Records supplied Block Start

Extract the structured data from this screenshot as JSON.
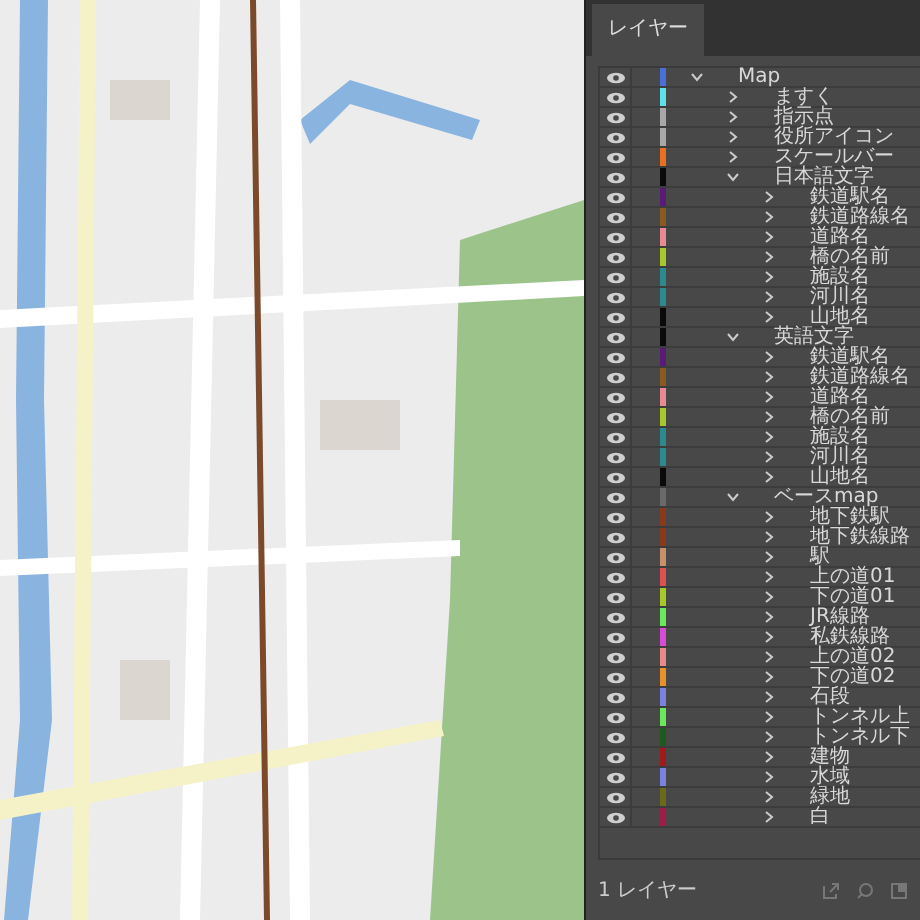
{
  "panel": {
    "tab": "レイヤー",
    "footer": "1 レイヤー"
  },
  "layers": [
    {
      "name": "Map",
      "color": "#4a6fd8",
      "expanded": true,
      "children": [
        {
          "name": "ますく",
          "color": "#5ee0e8",
          "expanded": false
        },
        {
          "name": "指示点",
          "color": "#a8a8a8",
          "expanded": false
        },
        {
          "name": "役所アイコン",
          "color": "#a8a8a8",
          "expanded": false
        },
        {
          "name": "スケールバー",
          "color": "#e8701e",
          "expanded": false
        },
        {
          "name": "日本語文字",
          "color": "#0a0a0a",
          "expanded": true,
          "children": [
            {
              "name": "鉄道駅名",
              "color": "#5a1a78",
              "expanded": false
            },
            {
              "name": "鉄道路線名",
              "color": "#8a5a1e",
              "expanded": false
            },
            {
              "name": "道路名",
              "color": "#e88a94",
              "expanded": false
            },
            {
              "name": "橋の名前",
              "color": "#a8c82a",
              "expanded": false
            },
            {
              "name": "施設名",
              "color": "#2a8a8e",
              "expanded": false
            },
            {
              "name": "河川名",
              "color": "#2a8a8e",
              "expanded": false
            },
            {
              "name": "山地名",
              "color": "#0a0a0a",
              "expanded": false
            }
          ]
        },
        {
          "name": "英語文字",
          "color": "#0a0a0a",
          "expanded": true,
          "children": [
            {
              "name": "鉄道駅名",
              "color": "#5a1a78",
              "expanded": false
            },
            {
              "name": "鉄道路線名",
              "color": "#8a5a1e",
              "expanded": false
            },
            {
              "name": "道路名",
              "color": "#e88a94",
              "expanded": false
            },
            {
              "name": "橋の名前",
              "color": "#a8c82a",
              "expanded": false
            },
            {
              "name": "施設名",
              "color": "#2a8a8e",
              "expanded": false
            },
            {
              "name": "河川名",
              "color": "#2a8a8e",
              "expanded": false
            },
            {
              "name": "山地名",
              "color": "#0a0a0a",
              "expanded": false
            }
          ]
        },
        {
          "name": "ベースmap",
          "color": "#6a6a6a",
          "expanded": true,
          "children": [
            {
              "name": "地下鉄駅",
              "color": "#8a3a1a",
              "expanded": false
            },
            {
              "name": "地下鉄線路",
              "color": "#8a3a1a",
              "expanded": false
            },
            {
              "name": "駅",
              "color": "#c8906a",
              "expanded": false
            },
            {
              "name": "上の道01",
              "color": "#e05050",
              "expanded": false
            },
            {
              "name": "下の道01",
              "color": "#a8c82a",
              "expanded": false
            },
            {
              "name": "JR線路",
              "color": "#6ae85a",
              "expanded": false
            },
            {
              "name": "私鉄線路",
              "color": "#d84ad8",
              "expanded": false
            },
            {
              "name": "上の道02",
              "color": "#e88a8a",
              "expanded": false
            },
            {
              "name": "下の道02",
              "color": "#e8902a",
              "expanded": false
            },
            {
              "name": "石段",
              "color": "#7a82e0",
              "expanded": false
            },
            {
              "name": "トンネル上",
              "color": "#6ae85a",
              "expanded": false
            },
            {
              "name": "トンネル下",
              "color": "#1e5a1e",
              "expanded": false
            },
            {
              "name": "建物",
              "color": "#a01a1a",
              "expanded": false
            },
            {
              "name": "水域",
              "color": "#7a82e0",
              "expanded": false
            },
            {
              "name": "緑地",
              "color": "#6a6a1a",
              "expanded": false
            },
            {
              "name": "白",
              "color": "#a01a4a",
              "expanded": false
            }
          ]
        }
      ]
    }
  ]
}
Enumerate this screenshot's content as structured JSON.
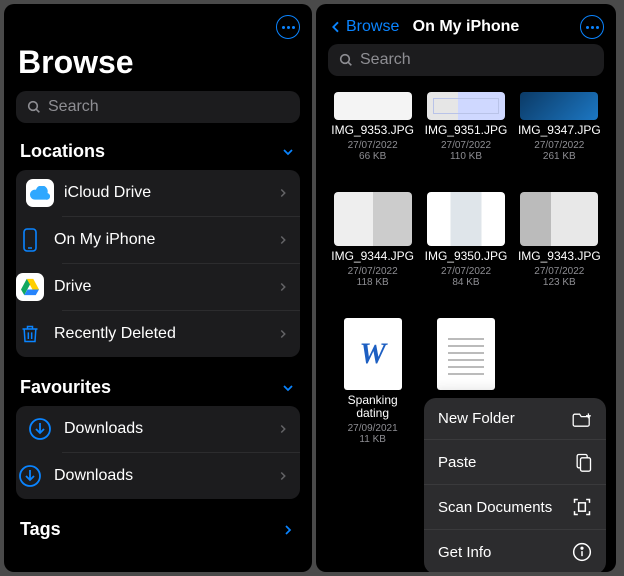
{
  "colors": {
    "accent": "#0a84ff"
  },
  "left": {
    "title": "Browse",
    "search_placeholder": "Search",
    "sections": {
      "locations": {
        "header": "Locations",
        "items": [
          {
            "label": "iCloud Drive",
            "icon": "icloud-icon"
          },
          {
            "label": "On My iPhone",
            "icon": "phone-icon"
          },
          {
            "label": "Drive",
            "icon": "gdrive-icon"
          },
          {
            "label": "Recently Deleted",
            "icon": "trash-icon"
          }
        ]
      },
      "favourites": {
        "header": "Favourites",
        "items": [
          {
            "label": "Downloads",
            "icon": "download-icon"
          },
          {
            "label": "Downloads",
            "icon": "download-icon"
          }
        ]
      },
      "tags": {
        "header": "Tags"
      }
    }
  },
  "right": {
    "back_label": "Browse",
    "title": "On My iPhone",
    "search_placeholder": "Search",
    "files": [
      {
        "name": "IMG_9353.JPG",
        "date": "27/07/2022",
        "size": "66 KB",
        "thumb": "t1"
      },
      {
        "name": "IMG_9351.JPG",
        "date": "27/07/2022",
        "size": "110 KB",
        "thumb": "t2"
      },
      {
        "name": "IMG_9347.JPG",
        "date": "27/07/2022",
        "size": "261 KB",
        "thumb": "t3"
      },
      {
        "name": "IMG_9344.JPG",
        "date": "27/07/2022",
        "size": "118 KB",
        "thumb": "t4"
      },
      {
        "name": "IMG_9350.JPG",
        "date": "27/07/2022",
        "size": "84 KB",
        "thumb": "t5"
      },
      {
        "name": "IMG_9343.JPG",
        "date": "27/07/2022",
        "size": "123 KB",
        "thumb": "t6"
      },
      {
        "name": "Spanking dating",
        "date": "27/09/2021",
        "size": "11 KB",
        "thumb": "docw"
      },
      {
        "name": "",
        "date": "",
        "size": "",
        "thumb": "doclines"
      }
    ],
    "menu": [
      {
        "label": "New Folder",
        "icon": "folder-plus-icon"
      },
      {
        "label": "Paste",
        "icon": "clipboard-icon"
      },
      {
        "label": "Scan Documents",
        "icon": "scan-icon"
      },
      {
        "label": "Get Info",
        "icon": "info-icon"
      }
    ]
  }
}
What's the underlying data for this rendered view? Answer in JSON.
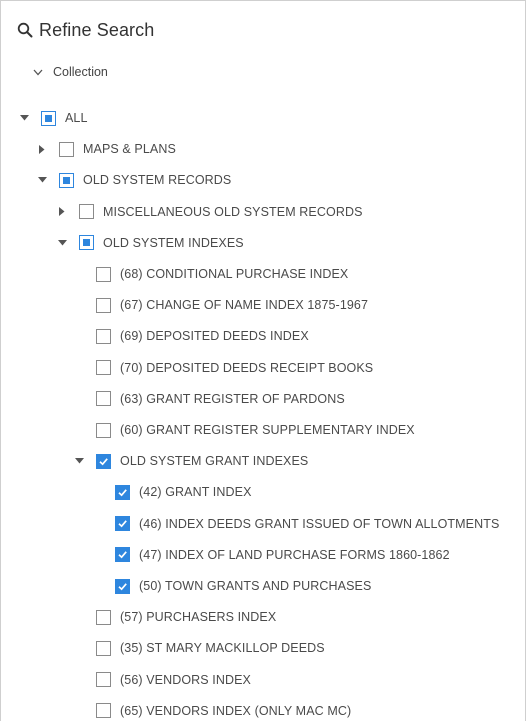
{
  "panel": {
    "title": "Refine Search",
    "section_label": "Collection"
  },
  "colors": {
    "accent": "#2e86de",
    "text": "#4a4a4a",
    "border": "#8a8a8a"
  },
  "icons": {
    "header": "search-icon",
    "section": "chevron-down-icon",
    "expanded": "caret-down-icon",
    "collapsed": "caret-right-icon"
  },
  "tree": [
    {
      "label": "ALL",
      "state": "partial",
      "toggle": "expanded",
      "depth": 0
    },
    {
      "label": "MAPS & PLANS",
      "state": "unchecked",
      "toggle": "collapsed",
      "depth": 1
    },
    {
      "label": "OLD SYSTEM RECORDS",
      "state": "partial",
      "toggle": "expanded",
      "depth": 1
    },
    {
      "label": "MISCELLANEOUS OLD SYSTEM RECORDS",
      "state": "unchecked",
      "toggle": "collapsed",
      "depth": 2
    },
    {
      "label": "OLD SYSTEM INDEXES",
      "state": "partial",
      "toggle": "expanded",
      "depth": 2
    },
    {
      "label": "(68) CONDITIONAL PURCHASE INDEX",
      "state": "unchecked",
      "toggle": "none",
      "depth": 3
    },
    {
      "label": "(67) CHANGE OF NAME INDEX 1875-1967",
      "state": "unchecked",
      "toggle": "none",
      "depth": 3
    },
    {
      "label": "(69) DEPOSITED DEEDS INDEX",
      "state": "unchecked",
      "toggle": "none",
      "depth": 3
    },
    {
      "label": "(70) DEPOSITED DEEDS RECEIPT BOOKS",
      "state": "unchecked",
      "toggle": "none",
      "depth": 3
    },
    {
      "label": "(63) GRANT REGISTER OF PARDONS",
      "state": "unchecked",
      "toggle": "none",
      "depth": 3
    },
    {
      "label": "(60) GRANT REGISTER SUPPLEMENTARY INDEX",
      "state": "unchecked",
      "toggle": "none",
      "depth": 3
    },
    {
      "label": "OLD SYSTEM GRANT INDEXES",
      "state": "checked",
      "toggle": "expanded",
      "depth": 3
    },
    {
      "label": "(42) GRANT INDEX",
      "state": "checked",
      "toggle": "none",
      "depth": 4
    },
    {
      "label": "(46) INDEX DEEDS GRANT ISSUED OF TOWN ALLOTMENTS",
      "state": "checked",
      "toggle": "none",
      "depth": 4
    },
    {
      "label": "(47) INDEX OF LAND PURCHASE FORMS 1860-1862",
      "state": "checked",
      "toggle": "none",
      "depth": 4
    },
    {
      "label": "(50) TOWN GRANTS AND PURCHASES",
      "state": "checked",
      "toggle": "none",
      "depth": 4
    },
    {
      "label": "(57) PURCHASERS INDEX",
      "state": "unchecked",
      "toggle": "none",
      "depth": 3
    },
    {
      "label": "(35) ST MARY MACKILLOP DEEDS",
      "state": "unchecked",
      "toggle": "none",
      "depth": 3
    },
    {
      "label": "(56) VENDORS INDEX",
      "state": "unchecked",
      "toggle": "none",
      "depth": 3
    },
    {
      "label": "(65) VENDORS INDEX (ONLY MAC MC)",
      "state": "unchecked",
      "toggle": "none",
      "depth": 3
    }
  ]
}
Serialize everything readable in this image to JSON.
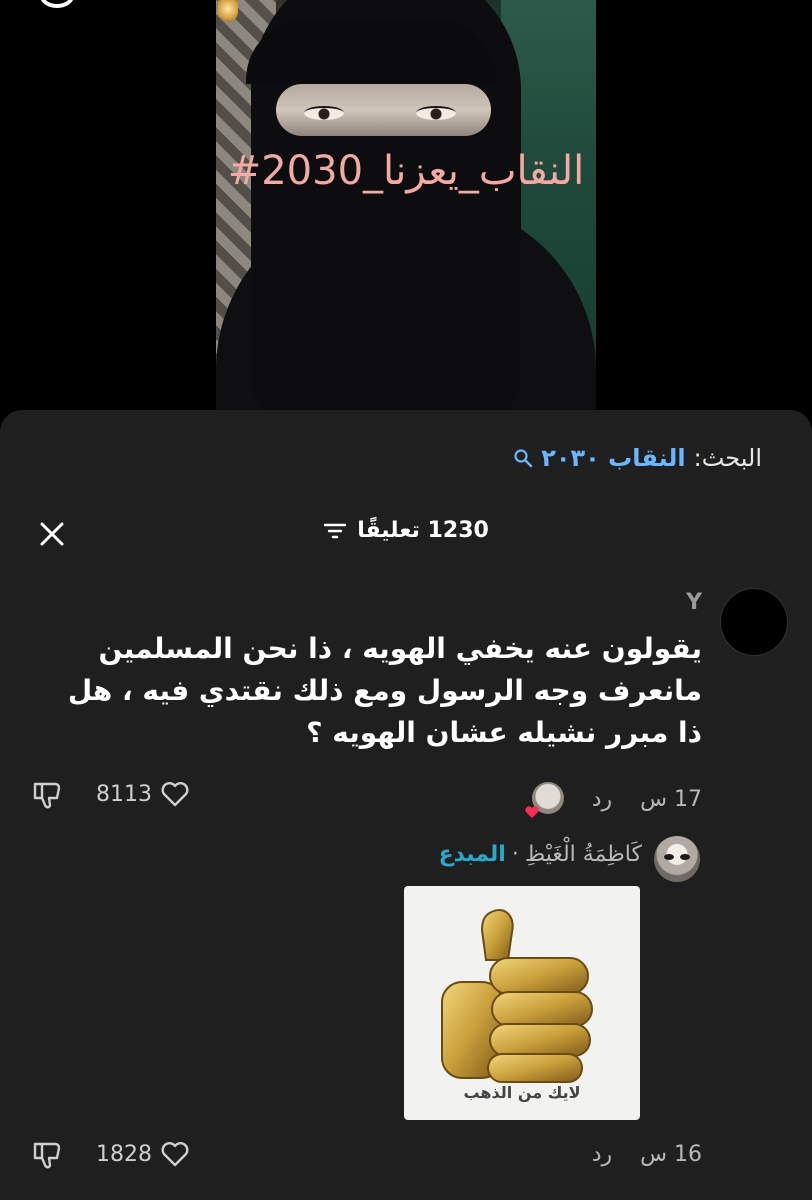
{
  "video": {
    "hashtag": "#النقاب_يعزنا_2030"
  },
  "sheet": {
    "search_label": "البحث:",
    "search_term": "النقاب ٢٠٣٠",
    "title": "1230 تعليقًا",
    "comments": [
      {
        "username": "Y",
        "text": "يقولون عنه يخفي الهويه ، ذا نحن المسلمين مانعرف وجه الرسول ومع ذلك نقتدي فيه ، هل ذا مبرر نشيله عشان الهويه ؟",
        "time": "17 س",
        "reply_label": "رد",
        "likes": "8113"
      }
    ],
    "reply": {
      "username": "كَاظِمَةُ الْغَيْظِ",
      "separator": "·",
      "creator_tag": "المبدع",
      "sticker_caption": "لايك من الذهب",
      "time": "16 س",
      "reply_label": "رد",
      "likes": "1828"
    }
  },
  "colors": {
    "sheet_bg": "#1f1f1f",
    "search_term": "#6db5ff",
    "creator_tag": "#2aa7c9",
    "hashtag": "#f4aaa4",
    "heart_badge": "#fe2c55"
  },
  "icons": [
    "search-icon",
    "close-icon",
    "filter-icon",
    "heart-icon",
    "dislike-icon",
    "thumbs-up-sticker"
  ]
}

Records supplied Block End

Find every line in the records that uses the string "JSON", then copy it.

* The completed task *
Extract the structured data from this screenshot as JSON.
Enumerate this screenshot's content as structured JSON.
What's the underlying data for this rendered view? Answer in JSON.
Serialize everything readable in this image to JSON.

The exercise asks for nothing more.